• _Exercise objective_:
Where does the word "title" occur in the entries below? Copy every line that has it.

Data about app and page elements
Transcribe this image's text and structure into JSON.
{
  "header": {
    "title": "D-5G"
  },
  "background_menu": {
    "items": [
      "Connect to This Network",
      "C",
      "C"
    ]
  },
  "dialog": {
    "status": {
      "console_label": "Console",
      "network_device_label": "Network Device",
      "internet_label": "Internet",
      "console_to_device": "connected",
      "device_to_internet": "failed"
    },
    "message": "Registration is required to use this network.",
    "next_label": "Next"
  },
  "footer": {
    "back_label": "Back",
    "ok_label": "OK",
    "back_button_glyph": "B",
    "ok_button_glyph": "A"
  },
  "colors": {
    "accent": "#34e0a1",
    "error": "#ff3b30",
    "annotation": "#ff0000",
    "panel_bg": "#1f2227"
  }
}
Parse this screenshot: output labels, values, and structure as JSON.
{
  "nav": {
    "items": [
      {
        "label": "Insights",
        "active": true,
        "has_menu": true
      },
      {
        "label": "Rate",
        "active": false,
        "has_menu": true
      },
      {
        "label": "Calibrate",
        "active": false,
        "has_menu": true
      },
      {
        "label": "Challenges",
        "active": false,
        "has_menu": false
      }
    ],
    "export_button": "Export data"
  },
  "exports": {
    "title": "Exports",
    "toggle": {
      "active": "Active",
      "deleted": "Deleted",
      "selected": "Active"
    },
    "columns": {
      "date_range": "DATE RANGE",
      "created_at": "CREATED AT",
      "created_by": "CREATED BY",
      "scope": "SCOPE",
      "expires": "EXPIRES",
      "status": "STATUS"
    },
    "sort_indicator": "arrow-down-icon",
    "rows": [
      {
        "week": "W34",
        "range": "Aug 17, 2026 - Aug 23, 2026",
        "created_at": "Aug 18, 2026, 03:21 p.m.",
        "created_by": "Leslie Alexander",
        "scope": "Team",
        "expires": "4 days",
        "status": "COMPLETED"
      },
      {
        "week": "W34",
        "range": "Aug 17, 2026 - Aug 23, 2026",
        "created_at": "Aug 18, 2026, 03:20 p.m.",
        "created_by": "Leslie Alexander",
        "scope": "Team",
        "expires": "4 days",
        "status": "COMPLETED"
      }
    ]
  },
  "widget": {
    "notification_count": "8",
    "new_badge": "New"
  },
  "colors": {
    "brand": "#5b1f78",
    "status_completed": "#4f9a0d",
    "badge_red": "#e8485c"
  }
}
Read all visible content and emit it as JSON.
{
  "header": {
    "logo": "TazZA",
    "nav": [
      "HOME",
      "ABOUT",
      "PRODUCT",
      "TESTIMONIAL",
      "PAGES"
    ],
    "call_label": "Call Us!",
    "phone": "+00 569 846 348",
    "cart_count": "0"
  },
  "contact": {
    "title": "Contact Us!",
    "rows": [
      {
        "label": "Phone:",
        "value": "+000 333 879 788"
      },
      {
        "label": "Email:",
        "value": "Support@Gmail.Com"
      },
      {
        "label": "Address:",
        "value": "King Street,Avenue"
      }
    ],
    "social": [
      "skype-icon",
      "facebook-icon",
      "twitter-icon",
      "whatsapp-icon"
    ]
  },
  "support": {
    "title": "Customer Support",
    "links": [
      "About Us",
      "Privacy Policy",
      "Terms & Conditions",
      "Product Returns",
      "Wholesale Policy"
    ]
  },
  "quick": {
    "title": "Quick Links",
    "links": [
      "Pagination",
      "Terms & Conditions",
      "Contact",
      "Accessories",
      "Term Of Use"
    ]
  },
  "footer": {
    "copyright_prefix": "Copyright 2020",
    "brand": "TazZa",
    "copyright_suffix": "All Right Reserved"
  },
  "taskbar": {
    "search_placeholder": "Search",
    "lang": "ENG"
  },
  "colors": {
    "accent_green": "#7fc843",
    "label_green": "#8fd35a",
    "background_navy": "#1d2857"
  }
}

• _Answer to the problem_:
    "title": "D-5G"
    "title": "Exports",
    "title": "Contact Us!",
    "title": "Customer Support",
    "title": "Quick Links",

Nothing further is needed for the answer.